When you’re mixing patterns, it helps to think of one element to contrast and then maintain cohesiveness with the others. For example, if you use patterns with contrasting colors, you might want to tone down the contrast in scale, intensity, shape, etc. And if you’re pairing a bold floral with a checkerboard pattern, keeping to a color palette will prevent your design from getting too hectic.

A brightly-colored room with blue floral wallpaper, a colorful rug, bright pillows, and lots of knickknacks around.
Design by Justina Blakeney

How to Mix Patterns with Lenox Global Tapestry

Mood

Another consideration in pattern mixing is mood. If you mix a zany zig zag with a delicate calico, you might experience some design whiplash. The moods are just very different. Instead, think of an overall mood that you want your design to have, then choose patterns that contribute to that mood.

a blue poster with flowers drawn on it hangs on a green botanical wallpapered wall. There's a bright yellow chair, white office furniture, and a pink room in the space.

Know When to Pull Back

I have a distinct childhood memory of a crafting session with my grandma when she said “Every artist needs someone to bonk them on the head with a hammer when the work is done so that they’ll finally put down the paintbrush.” Now that I think of it, I wonder what kind of chaos I was crafting with her to make her say that! Of course, my grandmother is a lovely person and would never actually condone violence. Still, the idea that you need to know when to pull back holds up.

The House That Lars Built wrapping papers for Alexis Mattox Design

A big part of pattern mixing all design is stepping back, evaluating, and modifying your work. It might feel discouraging to undo some of your work if you realize that it’s too overwhelming or not quite right. I know, because I’ve been there. But you’ll be so much happier with your work if you let yourself evaluate honestly and remember some restraint.

With that being said, design is subjective and you’re the master of your own destiny! What is absolutely too much for designer might become another designer’s signature style. Design rules are meant to be broken, so once you’re confident with some pattern mixing basics go wild!

a horizontally striped art print hanging on a wallpapered wall. The wallpaper is a modern green botanical pattern.

Finding Great Patterns

Like I mentioned before, Spoonflower is a great place to find wallpaper, fabric, and even housewares with beautiful patterns made by independent designers. Spoonflower is my go-to for interior design patterns and fun fabric. We’ve really worked with them so many times and we’re always thrilled with the variety and quality of their products.

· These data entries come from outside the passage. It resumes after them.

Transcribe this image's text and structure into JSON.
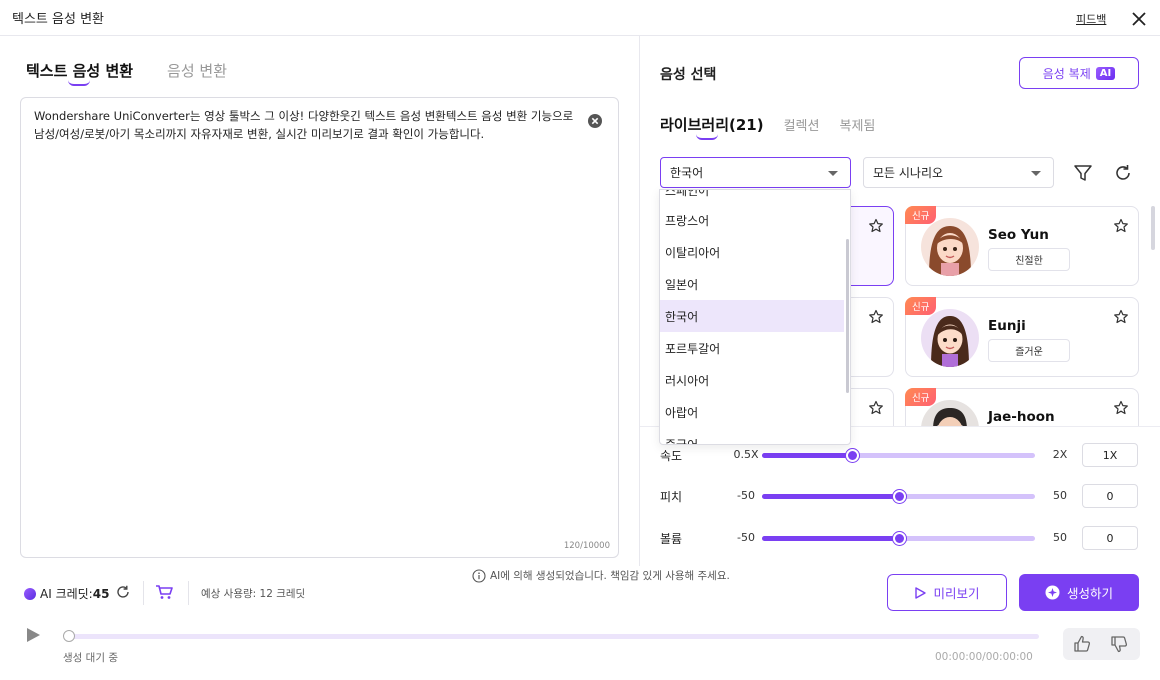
{
  "window": {
    "title": "텍스트 음성 변환",
    "feedback_label": "피드백"
  },
  "left": {
    "tabs": [
      {
        "label": "텍스트 음성 변환"
      },
      {
        "label": "음성 변환"
      }
    ],
    "editor_text": "Wondershare UniConverter는 영상 툴박스 그 이상! 다양한웃긴 텍스트 음성 변환텍스트 음성 변환 기능으로 남성/여성/로봇/아기 목소리까지 자유자재로 변환, 실시간 미리보기로 결과 확인이 가능합니다.",
    "char_count": "120/10000"
  },
  "right": {
    "title": "음성 선택",
    "clone_label": "음성 복제",
    "ai_badge": "AI",
    "library_tabs": [
      {
        "label": "라이브러리(21)"
      },
      {
        "label": "컬렉션"
      },
      {
        "label": "복제됨"
      }
    ],
    "language_select": "한국어",
    "scenario_select": "모든 시나리오",
    "language_options": [
      "스페인어",
      "프랑스어",
      "이탈리아어",
      "일본어",
      "한국어",
      "포르투갈어",
      "러시아어",
      "아랍어",
      "중국어"
    ],
    "selected_language_index": 4,
    "voices": [
      {
        "new_badge": "",
        "name": "",
        "tag": ""
      },
      {
        "new_badge": "신규",
        "name": "Seo Yun",
        "tag": "친절한"
      },
      {
        "new_badge": "",
        "name": "",
        "tag": ""
      },
      {
        "new_badge": "신규",
        "name": "Eunji",
        "tag": "즐거운"
      },
      {
        "new_badge": "",
        "name": "",
        "tag": ""
      },
      {
        "new_badge": "신규",
        "name": "Jae-hoon",
        "tag": ""
      }
    ],
    "sliders": [
      {
        "label": "속도",
        "min": "0.5X",
        "max": "2X",
        "value": "1X",
        "fraction": 0.33
      },
      {
        "label": "피치",
        "min": "-50",
        "max": "50",
        "value": "0",
        "fraction": 0.5
      },
      {
        "label": "볼륨",
        "min": "-50",
        "max": "50",
        "value": "0",
        "fraction": 0.5
      }
    ]
  },
  "footer": {
    "disclaimer": "AI에 의해 생성되었습니다. 책임감 있게 사용해 주세요.",
    "credits_label": "AI 크레딧:",
    "credits_value": "45",
    "usage": "예상 사용량: 12 크레딧",
    "preview_label": "미리보기",
    "generate_label": "생성하기",
    "status": "생성 대기 중",
    "time": "00:00:00/00:00:00",
    "progress_fraction": 0
  },
  "colors": {
    "accent": "#7a3ff2",
    "new_badge": "#ff6f60",
    "selected_option": "#ede6fb"
  }
}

You can check out some of our favorite Spoonflower designers here, and keep your eyes peeled for some Lars Spoonflower projects coming up soon. 😉

For more pattern inspiration don’t forget to follow my Patterns board on Pinterest! And another designer I love (who’s a pattern-mixing genius) is my dear friend Meta Coleman, who is designing our house. Lucky me!

A few years ago I wrote another pattern mixing guide! You can find it here, and combine your knowledge from both sources to become a pattern mixing pro.